Container Forensics Techniques
There are various tools and techniques available for conducting container forensics. Some of the most commonly used tools and techniques include:
- Image analysis: Analyzing container images to identify vulnerabilities, configuration issues, and other potential security threats.
- Log analysis: Analyzing log files to identify suspicious activity, such as unexpected network connections or changes in resource utilization.
- File system analysis: Analyzing the file system of a container to identify malicious files or modifications.
- Memory analysis: Analyzing the memory of a container to identify malicious activity, such as malware infections.
- Network analysis: Analyzing network traffic to identify potential security incidents, such as data breaches or malware infections.
Examples of Container Forensics Tools
- Docker: Docker is a popular platform for deploying containers and includes tools for forensic analysis, such as the Docker CLI’s commands for accessing container metadata and the Docker API’s access to metadata and logs.
- Sysdig: Sysdig is a comprehensive tool for container forensics and security, offering real-time visibility into container activity and the ability to collect and analyze logs, network traffic, and system state. It supports both Linux and Windows containers and has plugins for analyzing specific data types.
- Forensics Container Toolkit (FCTK): The Forensics Container Toolkit is a collection of open-source tools for conducting container forensics (including tools for collecting metadata and logs) and analyzing network traffic and file systems.
Case Studies in Container Forensics and Incident Response
There have been several real-world cases of container forensics and incident response. One notable example is the data breach at the Capital One financial corporation in 2019, where a malicious actor was able to access sensitive information stored in a containerized environment. This incident highlights the importance of proper security measures and incident response processes when using containers.
Another example is the incident at the health insurance company Anthem, where a vulnerability in a containerized environment was exploited to access sensitive data. In this case, incident response procedures were implemented to contain the breach, and the cause of the incident was determined to be a misconfigured firewall rule.
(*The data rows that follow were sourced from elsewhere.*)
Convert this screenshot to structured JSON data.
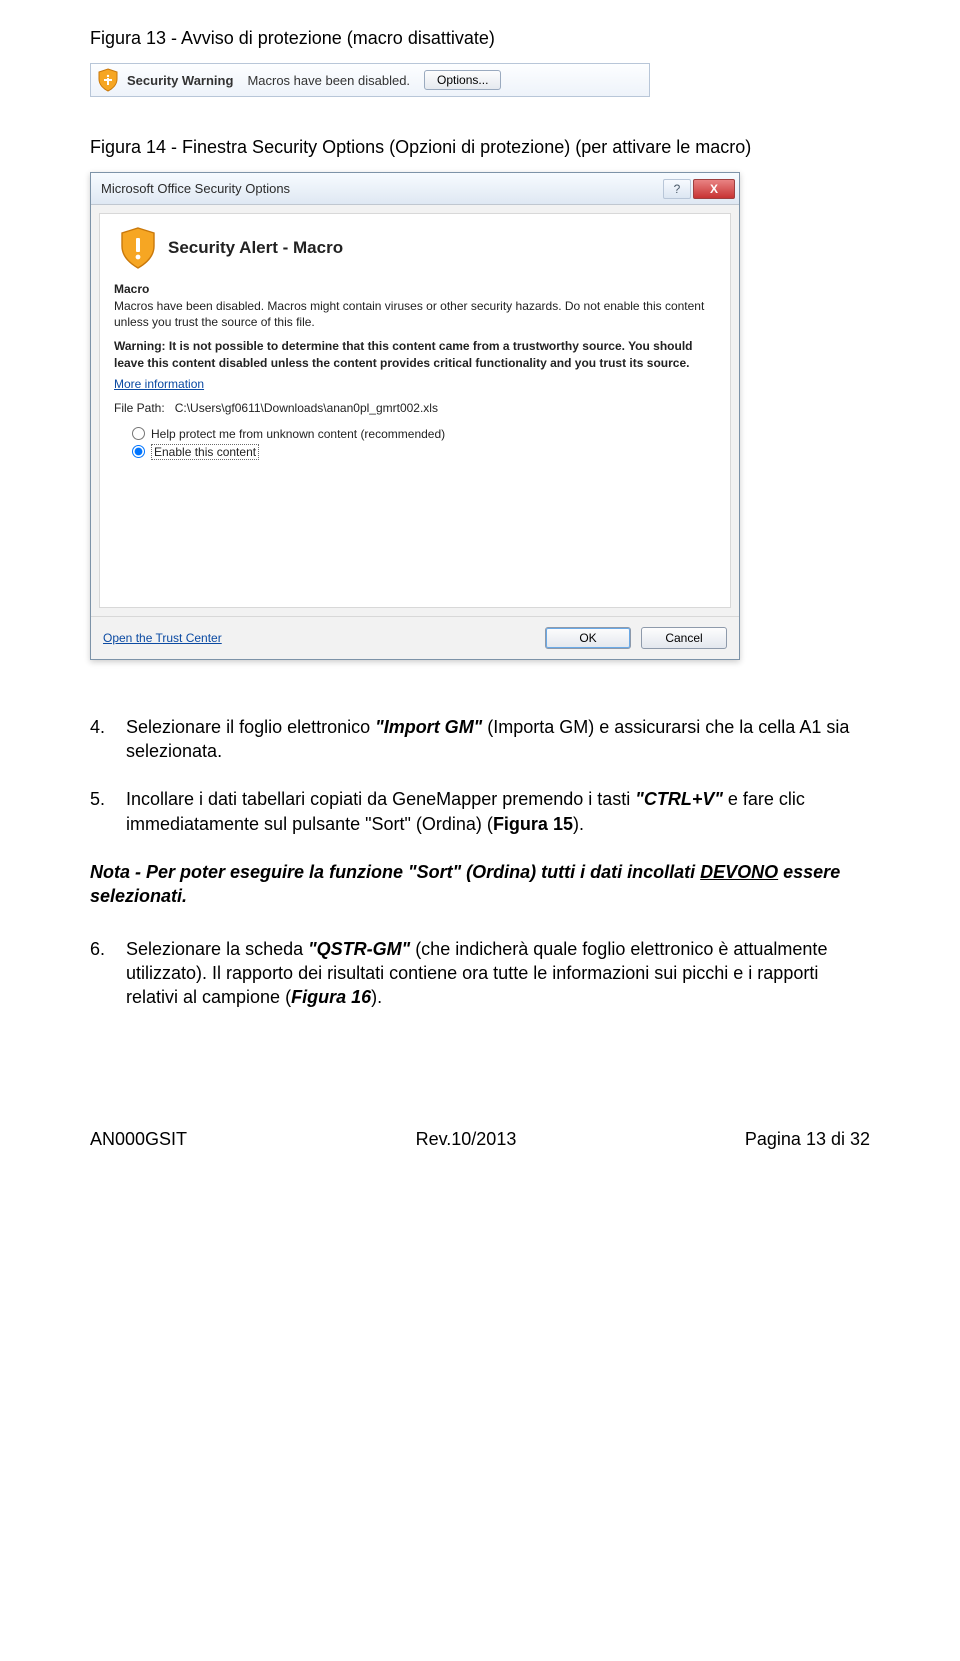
{
  "captions": {
    "fig13": "Figura 13 - Avviso di protezione (macro disattivate)",
    "fig14": "Figura 14 - Finestra Security Options (Opzioni di protezione) (per attivare le macro)"
  },
  "security_bar": {
    "title": "Security Warning",
    "message": "Macros have been disabled.",
    "options_button": "Options..."
  },
  "dialog": {
    "title": "Microsoft Office Security Options",
    "help_glyph": "?",
    "close_glyph": "X",
    "alert_title": "Security Alert - Macro",
    "section_label": "Macro",
    "para1": "Macros have been disabled. Macros might contain viruses or other security hazards. Do not enable this content unless you trust the source of this file.",
    "warning_lead": "Warning: It is not possible to determine that this content came from a trustworthy source. You should leave this content disabled unless the content provides critical functionality and you trust its source.",
    "more_info": "More information",
    "file_path_label": "File Path:",
    "file_path_value": "C:\\Users\\gf0611\\Downloads\\anan0pl_gmrt002.xls",
    "radio_protect": "Help protect me from unknown content (recommended)",
    "radio_enable": "Enable this content",
    "trust_center": "Open the Trust Center",
    "ok": "OK",
    "cancel": "Cancel"
  },
  "list": {
    "item4_num": "4.",
    "item4_a": "Selezionare il foglio elettronico ",
    "item4_b": "\"Import GM\"",
    "item4_c": " (Importa GM) e assicurarsi che la cella A1 sia selezionata.",
    "item5_num": "5.",
    "item5_a": "Incollare i dati tabellari copiati da GeneMapper premendo i tasti ",
    "item5_b": "\"CTRL+V\"",
    "item5_c": " e fare clic immediatamente sul pulsante \"Sort\" (Ordina) (",
    "item5_d": "Figura 15",
    "item5_e": ").",
    "item6_num": "6.",
    "item6_a": "Selezionare la scheda ",
    "item6_b": "\"QSTR-GM\"",
    "item6_c": " (che indicherà quale foglio elettronico è attualmente utilizzato). Il rapporto dei risultati contiene ora tutte le informazioni sui picchi e i rapporti relativi al campione (",
    "item6_d": "Figura 16",
    "item6_e": ")."
  },
  "note": {
    "a": "Nota - Per poter eseguire la funzione \"Sort\" (Ordina) tutti i dati incollati ",
    "b": "DEVONO",
    "c": " essere selezionati."
  },
  "footer": {
    "left": "AN000GSIT",
    "center": "Rev.10/2013",
    "right": "Pagina 13 di 32"
  }
}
Conclusion: Future Directions in Container Forensics and Incident Response
In conclusion, container forensics and incident response are critical components of a comprehensive container security strategy. As the use of containers continues to grow, it is important for security engineers and analysts to stay informed about best practices, tools, and techniques for conducting container forensics and responding to incidents. In the future, we can expect to see further advancements in container forensics and incident response, including more advanced tools and techniques for collecting and analyzing evidence, and a greater focus on automating the incident response process.
Some of the tools that may arise in the future in the field of container forensics and incident response include:
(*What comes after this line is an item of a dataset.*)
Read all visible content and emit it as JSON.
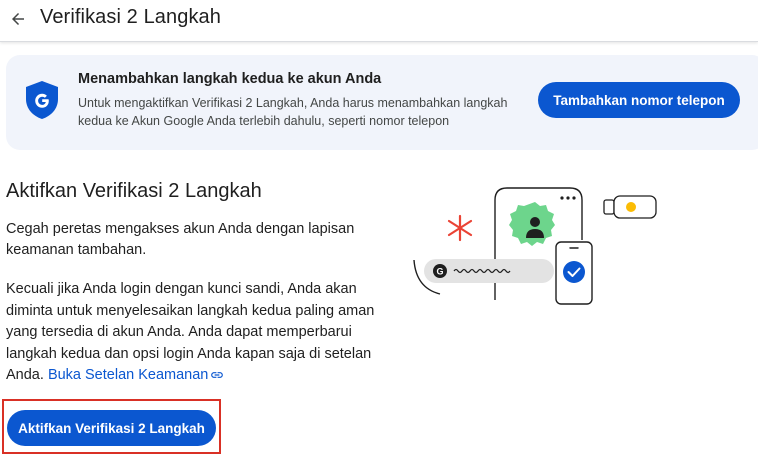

- Increased use of automation: Automated tools and processes can help streamline incident response and reduce the time it takes to contain and remediate incidents.
- Artificial intelligence and machine learning: Using artificial intelligence (AI) and machine learning (ML) algorithms can help automate the incident response process and provide more accurate and timely threat detection and analysis.
- Integration with cloud security tools: The integration of container forensics and incident response with existing cloud security tools will become increasingly important to providing cloud-native container security.
- Focus on DevSecOps: As container adoption continues to grow, there will be a greater emphasis on DevSecOps, the integration of security into the development and deployment process for containers. This will help organizations identify and address security threats earlier in the development process and reduce the risk of security incidents in container environments.